Star Wars fans
will be relieved that The Force Awakens is better than 1999’s The Phantom
Menace, 2002’s Attack of the Clones and
2005’s Revenge of the Sith, but falls somewhere in-between those stories and
1983’s Return of the Jedi, 1980’s The Empire Strikes Back and, of course, 1977’s
2015 seems a lot longer than the decade from Sith vengeance to this
reawakening, especially when 16 years came between Return of the Jedi
and The Phantom Menace.
Opening with extreme violence, The Force Awakens teases with dashes of
the 1977 original epic spliced into the script along with new characters
making their debut in the Star Wars universe. A new face like Oscar
Isaac as Poe Dameron makes the grade as does Billie Lourd - daughter of
Carrie Fisher (herself the daughter of pop singer Eddie Fisher and his
first wife, Debbie Reynolds) and Fisher's ex-boyfriend, talent agent
Bryan Lourd (who left Princess Leia Fisher for another man! Such
scandal!!! that would spice up this Force Awakens, but I digress...) and
perhaps the very best new edition, Lupita Nyong'o as Maz Kanata - a fun
character that we hope returns in the next films.
So how does Abrams bring it all full circle thirty eight years after Star Wars first hit our collective consciousness?
How about Jesus from 1965's The Greatest Story Ever Told who morphed
into 007's major enemy Blofeld from Sean Connery's own Never Say Never
Again(1983) ( as well as Dr. Paul Novotny in 1984's underrated
Dreamscape,) the brilliant Max Von Sydow bringing that Alec Guinness
style wisdom and class to the film's opening.

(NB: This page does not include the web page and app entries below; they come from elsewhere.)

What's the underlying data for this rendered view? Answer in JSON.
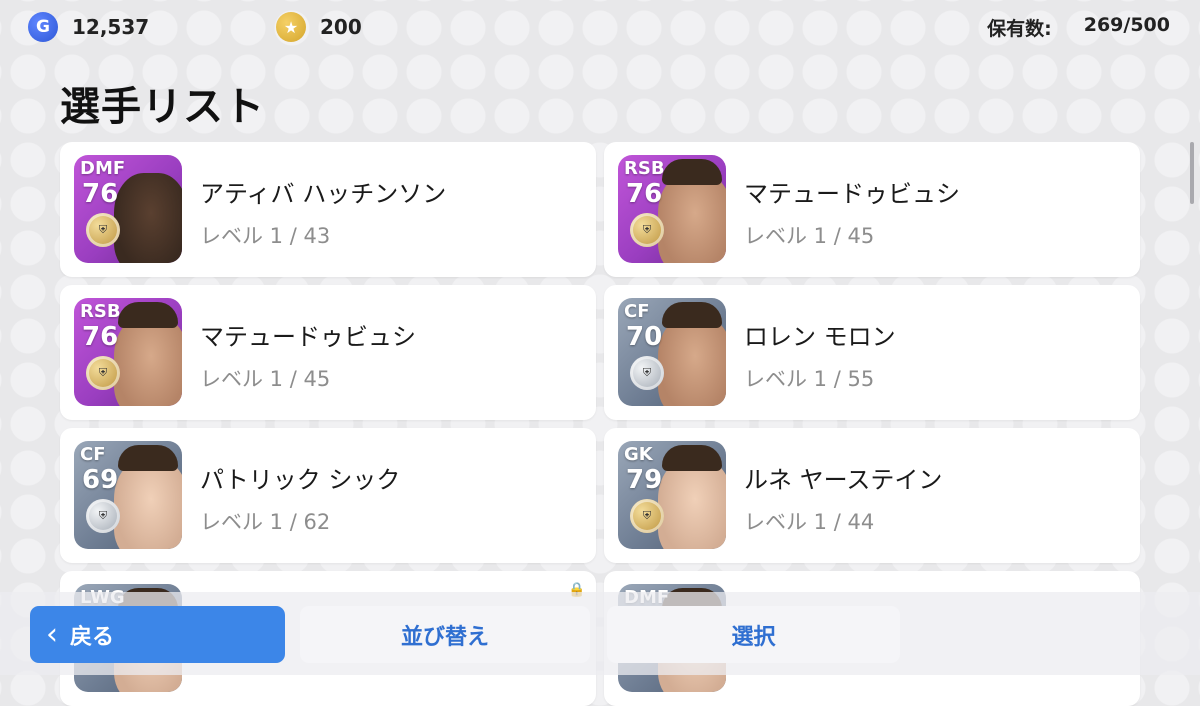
{
  "currency": {
    "gp_icon_glyph": "G",
    "gp_value": "12,537",
    "coins_icon_glyph": "★",
    "coins_value": "200"
  },
  "ownership": {
    "label": "保有数:",
    "value": "269/500"
  },
  "page_title": "選手リスト",
  "players": [
    {
      "position": "DMF",
      "rating": "76",
      "name": "アティバ ハッチンソン",
      "level": "レベル 1 / 43",
      "card_color": "purple",
      "medal": "gold",
      "skin": "dark"
    },
    {
      "position": "RSB",
      "rating": "76",
      "name": "マテュードゥビュシ",
      "level": "レベル 1 / 45",
      "card_color": "purple",
      "medal": "gold",
      "skin": "tan"
    },
    {
      "position": "RSB",
      "rating": "76",
      "name": "マテュードゥビュシ",
      "level": "レベル 1 / 45",
      "card_color": "purple",
      "medal": "gold",
      "skin": "tan"
    },
    {
      "position": "CF",
      "rating": "70",
      "name": "ロレン モロン",
      "level": "レベル 1 / 55",
      "card_color": "slate",
      "medal": "silver",
      "skin": "tan"
    },
    {
      "position": "CF",
      "rating": "69",
      "name": "パトリック シック",
      "level": "レベル 1 / 62",
      "card_color": "slate",
      "medal": "silver",
      "skin": "light"
    },
    {
      "position": "GK",
      "rating": "79",
      "name": "ルネ ヤーステイン",
      "level": "レベル 1 / 44",
      "card_color": "slate",
      "medal": "gold",
      "skin": "light"
    },
    {
      "position": "LWG",
      "rating": "",
      "name": "",
      "level": "",
      "card_color": "slate",
      "medal": "",
      "skin": "light",
      "locked": true
    },
    {
      "position": "DMF",
      "rating": "",
      "name": "",
      "level": "",
      "card_color": "slate",
      "medal": "",
      "skin": "light"
    }
  ],
  "buttons": {
    "back_label": "戻る",
    "back_icon_glyph": "‹",
    "sort_label": "並び替え",
    "select_label": "選択"
  },
  "colors": {
    "accent_blue": "#3c86e8",
    "button_text_blue": "#2f6fd1",
    "epic_purple": "#9a3ec0",
    "standard_slate": "#6f7e94"
  }
}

A great move that
J.J.Abrams failed to sustain throughout this chapter. What the
director gives the people is what they want, the familiar exciting
lightsabers and death rays.
Have some imagery from 1989's Star Trek misfire The Final Frontier,
lots and lots from 1984's great The Search For Spock, the crash landing
from 1994's Star Trek: Generations and so much more from Search For
Spock - from the beautiful red hues of planet Vulcan to Mark Hamill's
wardrobe that makes this - truly - more The Search for Luke than "the
force awakens." If you had any thought that J.J. Reboot, immersed in
Gene Rodenberry and George Lucas, was going to go brand spanking new on
us, those ideas will be cast aside as the film progresses from action
scene to action scene, keeping the action ahead of the story so that it
doesn't get trapped into any "Clone of the Phantom Sith."
With the immense hype and propaganda leading up to this event, even
this long-time critic - my first reviews printed in 1969 - has jumped on
this new Star Wars bandwagon (it would be foolish not to,) the build up
so intense that, well, it makes for a mighty bar to reach. If you're
looking for the Star Wars Holy Grail, well... though there are many
excellent moments and tremendous sets, it's simply not here. What is
here is a reuniting of old friends and beloved characters, coming back
to your life in a precise exercise in making an entertaining two hour
and fifteen minute return to the Star Wars realm.
Andy Serkis gets to play so many cool characters - from Caesar in Rise
of the Planet of the Apes and Dawn of the Planet of the Apes as well as
long-time Marvel Comics villain Klaw in Avengers: Age of Ultron and also the voice of Gollum in 2001's The Lord of the Rings: The Fellowship of the Ring.
Here he plays a terrific evilmaniac with the worst name since Jar Jar
Binks - Supreme Leader Snoke. Now had Jar Jar been voiced by Zsa Zsa
Gabor ...creating Jah Jah Binks - all would be right with the world, but
I digress again. Here Snokes/Serkis has the luxury of some of the best
science fiction sets in Sci-fi history. Abrams does embrace the
wonderment of having a large, vast expanse (one of the highlights of the
Tom Cruise flick Oblivion) and the breathtaking immensity of these
wombs of the dark side are a huge plus for this film, bringing it more
towards the first three, where it belongs, than the travesty that
followed with that trio of Star Wars prequels from 1999-2005.
importance to hundreds of millions – if not more than a billion people on this planet – of Star
Wars fans, this long overdue “Chapter 7” - as stated - plays it safe, it is both a reboot of
past achievements and a prologue to the new adventures. Hollywood
being Hollywood, and the dollar
being more important than new creative moments and intriguing advanced
innovation, the pace of the awakening of The Force thrusts 1999’s The Phantom Menace back into the dark
ages, as if it never existed.
Dangling so many goodies in front of the massive audience, this
reboot is merely a prologue to what is yet to come. Disney must be on
notice. With 42 year old Rian Johnson taking the director's chair from
the reboot master, JJ Abrams, 2017's Episode VIII has the opportunity to
be the place where the force truly awakens. This Chapter VII is
merely the placeholder putting everything back into its "new order."
This review will be broadcast on http://bostonfreeradio.com at 1 PM on Wednesday, December 16, 2015 on the Joe Vig Pop Explosion